**TASK BRIEF:**
Across the listing below, work out how many lines include the word "into". Give the number alone.

**SOURCE INFORMATION:**
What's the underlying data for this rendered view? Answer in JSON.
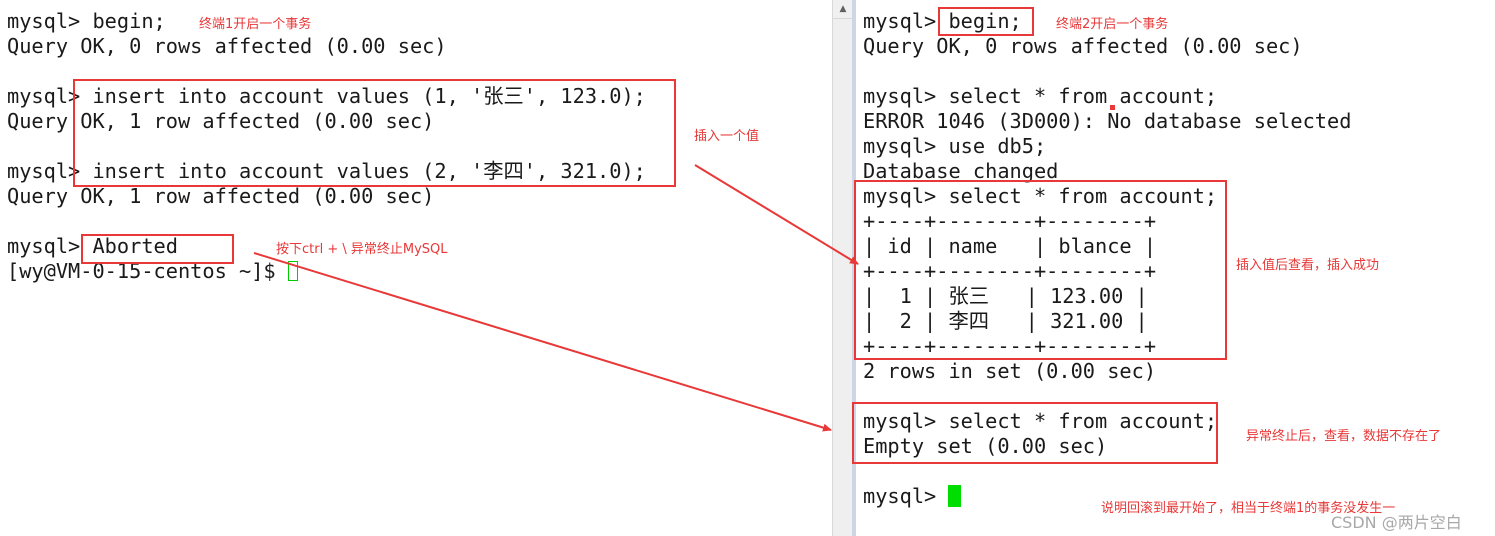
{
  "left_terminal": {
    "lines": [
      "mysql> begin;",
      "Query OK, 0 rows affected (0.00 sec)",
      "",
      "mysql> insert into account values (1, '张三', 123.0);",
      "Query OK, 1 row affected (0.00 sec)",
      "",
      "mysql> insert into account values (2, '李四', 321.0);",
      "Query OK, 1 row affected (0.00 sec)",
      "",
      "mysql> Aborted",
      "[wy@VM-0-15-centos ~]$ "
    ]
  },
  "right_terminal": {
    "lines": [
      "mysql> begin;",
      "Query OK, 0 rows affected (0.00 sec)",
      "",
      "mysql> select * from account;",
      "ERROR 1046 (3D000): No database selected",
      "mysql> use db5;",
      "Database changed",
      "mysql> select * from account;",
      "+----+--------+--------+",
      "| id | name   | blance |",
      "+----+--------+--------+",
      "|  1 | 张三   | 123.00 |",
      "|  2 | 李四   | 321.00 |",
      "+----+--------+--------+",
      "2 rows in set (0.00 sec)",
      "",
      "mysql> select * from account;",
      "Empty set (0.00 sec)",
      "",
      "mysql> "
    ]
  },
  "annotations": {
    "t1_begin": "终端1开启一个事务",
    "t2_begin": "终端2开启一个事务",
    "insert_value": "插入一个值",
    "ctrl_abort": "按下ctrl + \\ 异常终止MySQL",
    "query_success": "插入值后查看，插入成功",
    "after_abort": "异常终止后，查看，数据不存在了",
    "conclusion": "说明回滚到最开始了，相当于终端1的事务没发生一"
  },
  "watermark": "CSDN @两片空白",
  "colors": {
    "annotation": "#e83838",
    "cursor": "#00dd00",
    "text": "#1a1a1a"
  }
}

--

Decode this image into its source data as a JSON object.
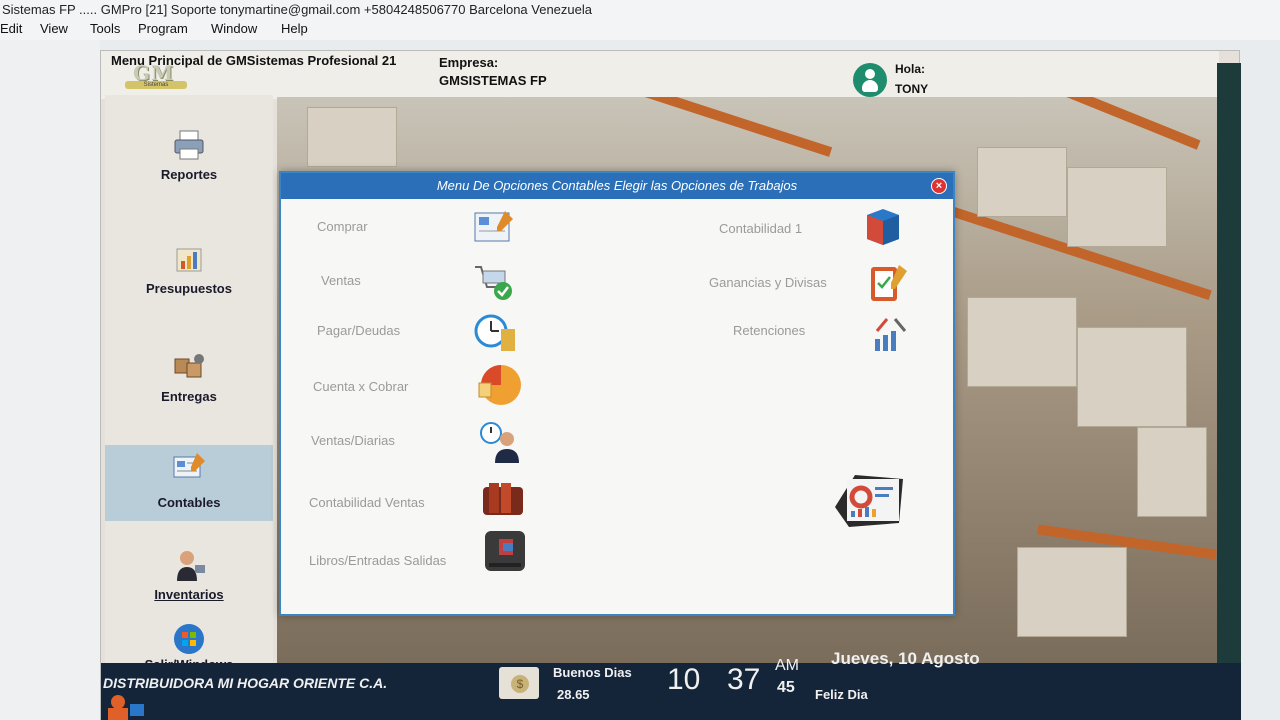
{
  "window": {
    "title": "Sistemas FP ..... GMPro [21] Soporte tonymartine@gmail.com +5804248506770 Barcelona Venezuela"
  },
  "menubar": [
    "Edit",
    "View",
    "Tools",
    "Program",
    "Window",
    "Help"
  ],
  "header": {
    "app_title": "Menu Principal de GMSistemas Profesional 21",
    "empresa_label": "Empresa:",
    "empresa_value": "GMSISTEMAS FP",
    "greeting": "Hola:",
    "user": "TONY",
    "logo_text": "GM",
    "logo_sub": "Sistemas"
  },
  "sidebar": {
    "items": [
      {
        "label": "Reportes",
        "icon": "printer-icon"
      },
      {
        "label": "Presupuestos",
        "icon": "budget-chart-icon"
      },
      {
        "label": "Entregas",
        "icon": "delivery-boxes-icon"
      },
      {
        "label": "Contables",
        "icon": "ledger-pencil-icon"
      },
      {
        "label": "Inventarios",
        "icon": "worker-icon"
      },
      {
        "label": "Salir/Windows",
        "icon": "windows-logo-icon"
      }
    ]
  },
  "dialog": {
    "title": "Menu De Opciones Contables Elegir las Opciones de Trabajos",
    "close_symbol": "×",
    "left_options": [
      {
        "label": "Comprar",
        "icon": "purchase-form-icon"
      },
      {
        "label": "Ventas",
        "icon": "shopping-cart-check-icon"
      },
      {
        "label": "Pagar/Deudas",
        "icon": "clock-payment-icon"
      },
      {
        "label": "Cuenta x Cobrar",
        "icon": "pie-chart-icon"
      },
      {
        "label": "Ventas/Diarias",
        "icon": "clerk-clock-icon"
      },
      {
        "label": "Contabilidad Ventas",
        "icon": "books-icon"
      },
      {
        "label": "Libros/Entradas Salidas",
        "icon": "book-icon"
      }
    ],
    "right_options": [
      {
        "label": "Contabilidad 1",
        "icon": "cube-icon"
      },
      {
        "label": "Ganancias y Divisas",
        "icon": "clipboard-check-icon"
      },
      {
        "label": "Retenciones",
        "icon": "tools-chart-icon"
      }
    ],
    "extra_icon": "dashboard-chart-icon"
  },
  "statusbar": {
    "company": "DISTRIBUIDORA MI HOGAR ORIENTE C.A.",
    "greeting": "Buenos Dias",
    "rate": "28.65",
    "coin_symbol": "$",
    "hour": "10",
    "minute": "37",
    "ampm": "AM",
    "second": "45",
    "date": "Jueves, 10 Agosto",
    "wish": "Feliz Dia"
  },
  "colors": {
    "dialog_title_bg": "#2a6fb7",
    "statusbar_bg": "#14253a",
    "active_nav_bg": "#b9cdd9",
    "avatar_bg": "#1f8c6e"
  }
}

**TASK SOLUTION:**
3